ArrowArtboardCreated with Sketch.Title ChevronTitle ChevronEye IconIcon FacebookIcon LinkedinIcon Mail ContactPath LayerIcon MailMenu BurgerPositive ArrowIcon PrintIcon SearchSite TitleTitle ChevronIcon Twitter
Politics

Chongqing chief works under cloud left by disgraced predecessor

Chen Min'er doubles down on fealty to Xi to secure political future

Chen Min'er, Communist Party secretary of Chongqing, has regularly criticized disgraced predecessors Sun Zhengcai and Bo Xilai.   © Reuters

CHONGQING, China -- A year after President Xi Jinping's anti-graft dragnet took down onetime potential political rival Sun Zhengcai, the Chinese leader continues to purge disloyal elements from the city Sun once ran.

Chen Min'er, the Communist Party chief of Chongqing, vowed in a July 5 meeting of city officials to expel the "evil influence" and "poison" left behind by disgraced predecessors Sun and Bo Xilai. Sun was sentenced in May to life imprisonment for bribery, while Bo suffered the same fate in 2013.

Although Chen regularly criticizes both Sun and Bo, his language this time stood out for its harshness. Agents from the Supreme People's Procuratorate, China's top investigative body, had been dispatched to Chongqing between April and June. They uncovered more than 20 documents detailing orders from Sun and Bo to former subordinates.

In November 2016, Sun caught the attention of the Central Commission for Discipline Inspection, the corruption watchdog then headed by Xi's right-hand man Wang Qishan. Sun was stripped of his title in July 2017, marking the first time that the anti-corruption campaign punished a sitting member of the 25-strong Politburo.

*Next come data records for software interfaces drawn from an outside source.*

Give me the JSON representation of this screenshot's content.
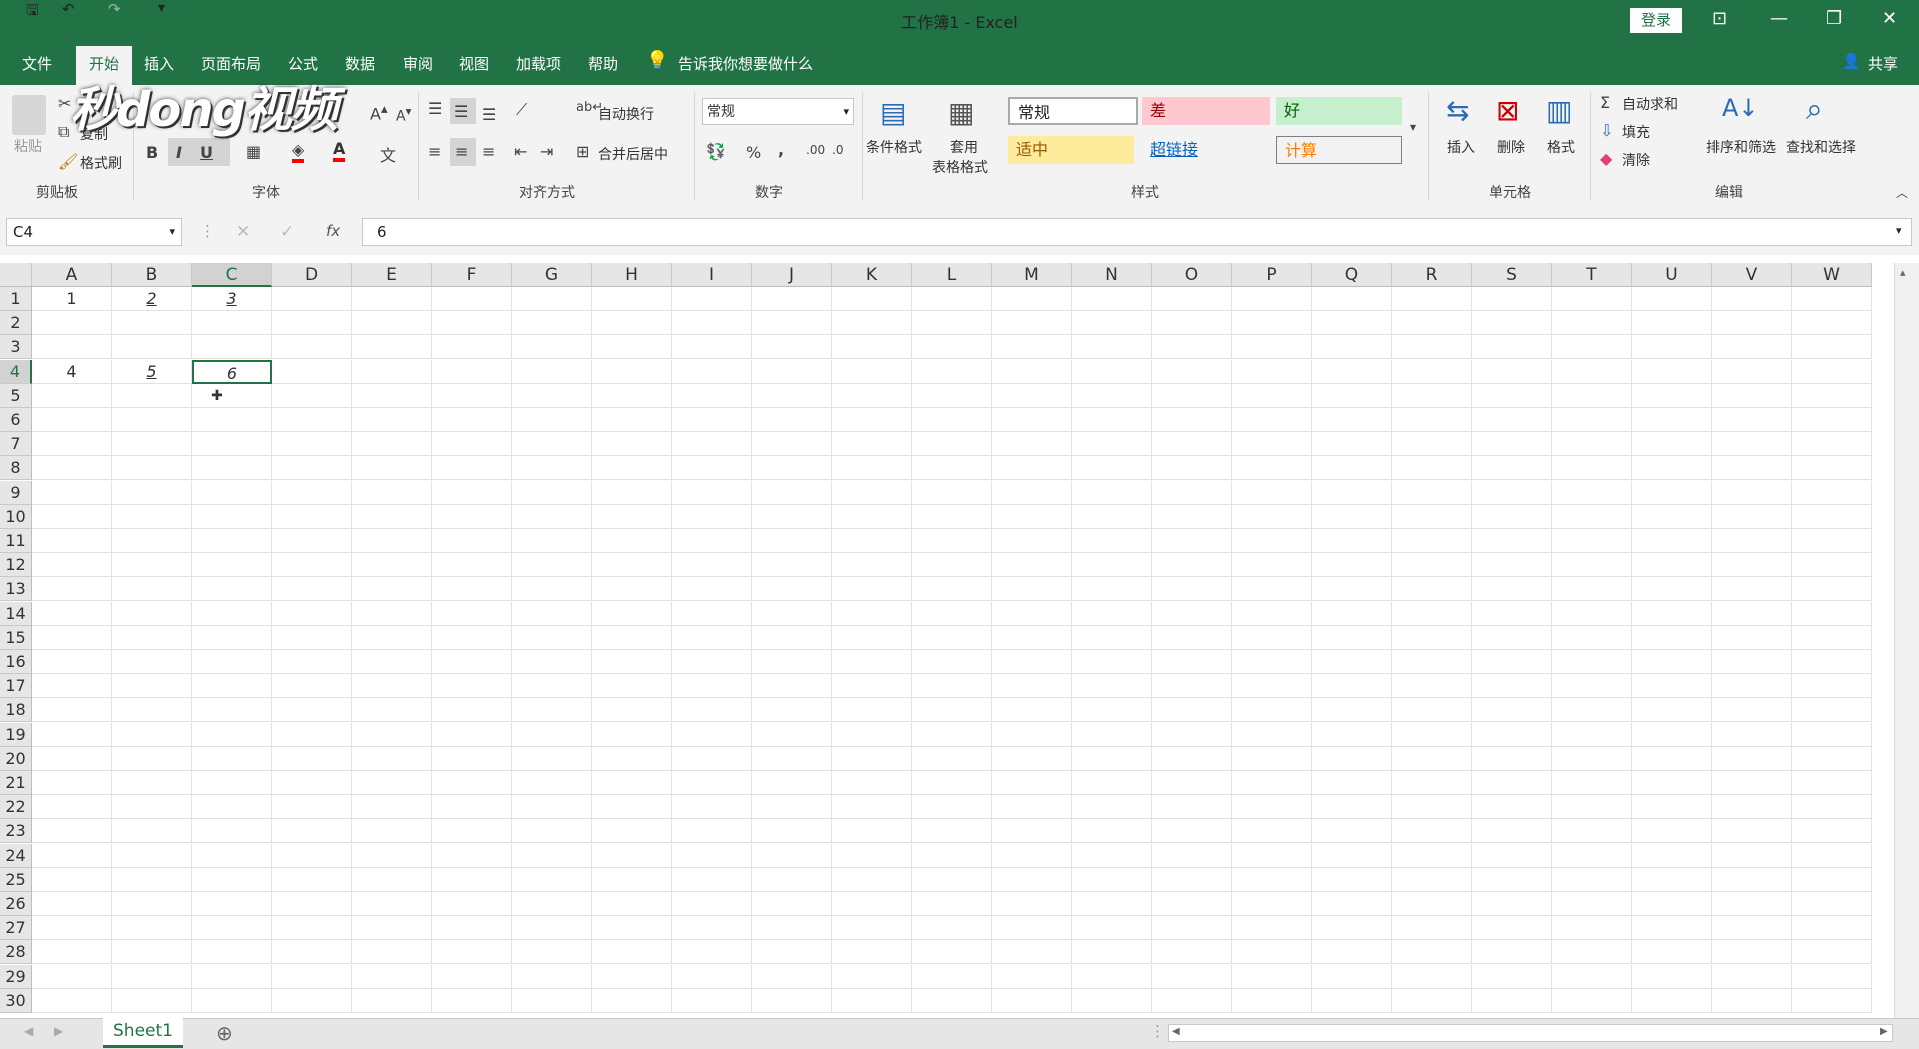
{
  "titlebar": {
    "title": "工作簿1 - Excel",
    "login": "登录",
    "save_icon": "save-icon",
    "undo_icon": "undo-icon",
    "redo_icon": "redo-icon"
  },
  "menu": {
    "items": [
      "文件",
      "开始",
      "插入",
      "页面布局",
      "公式",
      "数据",
      "审阅",
      "视图",
      "加载项",
      "帮助"
    ],
    "tell_me": "告诉我你想要做什么",
    "share": "共享"
  },
  "ribbon": {
    "clipboard": {
      "paste": "粘贴",
      "copy": "复制",
      "format_painter": "格式刷",
      "label": "剪贴板"
    },
    "font": {
      "bold": "B",
      "italic": "I",
      "underline": "U",
      "label": "字体"
    },
    "alignment": {
      "wrap": "自动换行",
      "merge": "合并后居中",
      "label": "对齐方式"
    },
    "number": {
      "format": "常规",
      "percent": "%",
      "comma": ",",
      "label": "数字"
    },
    "styles": {
      "conditional": "条件格式",
      "table_line1": "套用",
      "table_line2": "表格格式",
      "normal": "常规",
      "bad": "差",
      "good": "好",
      "neutral": "适中",
      "hyperlink": "超链接",
      "calc": "计算",
      "label": "样式"
    },
    "cells": {
      "insert": "插入",
      "delete": "删除",
      "format": "格式",
      "label": "单元格"
    },
    "editing": {
      "autosum": "自动求和",
      "fill": "填充",
      "clear": "清除",
      "sort": "排序和筛选",
      "find": "查找和选择",
      "label": "编辑"
    }
  },
  "formula_bar": {
    "name_box": "C4",
    "fx": "fx",
    "value": "6"
  },
  "grid": {
    "columns": [
      "A",
      "B",
      "C",
      "D",
      "E",
      "F",
      "G",
      "H",
      "I",
      "J",
      "K",
      "L",
      "M",
      "N",
      "O",
      "P",
      "Q",
      "R",
      "S",
      "T",
      "U",
      "V",
      "W"
    ],
    "rows": [
      "1",
      "2",
      "3",
      "4",
      "5",
      "6",
      "7",
      "8",
      "9",
      "10",
      "11",
      "12",
      "13",
      "14",
      "15",
      "16",
      "17",
      "18",
      "19",
      "20",
      "21",
      "22",
      "23",
      "24",
      "25",
      "26",
      "27",
      "28",
      "29",
      "30"
    ],
    "cells": {
      "A1": "1",
      "B1": "2",
      "C1": "3",
      "A4": "4",
      "B4": "5",
      "C4": "6"
    },
    "selected": "C4"
  },
  "sheet_tabs": [
    "Sheet1"
  ],
  "watermark": "秒dong视频",
  "colors": {
    "accent": "#217346",
    "bad_bg": "#ffc7ce",
    "good_bg": "#c6efce",
    "neutral_bg": "#ffeb9c"
  }
}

The Procuratorate's latest action indicates that Xi is still keeping a close eye on Chongqing, even under protege Chen.

"Xi is afraid of the influence of his onetime rival Bo," said a reporter who works for an offshore Chinese-language newspaper. Observers suspect Sun's fall from grace to have been connected to his role in maintaining Bo's sway over bureaucrats.

In the year since Sun's removal, Chongqing's municipal leadership has undergone an extensive overhaul. Most top officials were replaced, including the mayor.

Bo left behind a contentious legacy: policies that reshaped the city's economic structure to lean heavily on manufacturing personal computers and other information technology equipment. Global PC deliveries have flagged in recent years, and Chongqing's first-quarter gross domestic product growth slowed to 7%.

Chen expressed a desire to develop Chongqing's economy with big data in a January talk with Jack Ma Yun, executive chairman of Chinese e-commerce behemoth Alibaba Group Holding.

Technology executives including Pony Ma Huateng of Tencent Holdings and Richard Liu Qiangdong of JD.com have visited Chongqing over the past year. The city has sought to have such companies invest in development centers there and contribute to growth. The tech bigwigs are believed to be forming closer ties to Chen, who is seen as a sure bet to join the seven-member Politburo Standing Committee, China's top leadership body.

He Guoqiang, part of the Standing Committee from 2007 to 2012, and Wang Yang, who joined in 2017, were once Chongqing party bosses. But if Chen is to maintain his rising political star, he is sure to keep in mind his two immediate predecessors, who were also expected to make it into the top brass.

Sponsored Content

About Sponsored Content This content was commissioned by Nikkei's Global Business Bureau.

You have {{numberArticlesLeft}} free article{{numberArticlesLeft-plural}} left this monthThis is your last free article this month

Stay ahead with our exclusives on Asia;
the most dynamic market in the world.

Stay ahead with our exclusives on Asia

Get trusted insights from experts within Asia itself.

Get trusted insights from experts
within Asia itself.

Get Unlimited access

You have {{numberArticlesLeft}} free article{{numberArticlesLeft-plural}} left this month

This is your last free article this month

Stay ahead with our exclusives on Asia; the most
dynamic market in the world
.

Get trusted insights from experts
within Asia itself.

Try 3 months for $9

Offer ends October 31st

Your trial period has expired

You need a subscription to...

  • Read all stories with unlimited access
  • Use our mobile and tablet apps
See all offers and subscribe

Your full access to the Nikkei Asian Review has expired

You need a subscription to:

  • Read all stories with unlimited access
  • Use our mobile and tablet apps
See all offers
NAR on print phone, device, and tablet media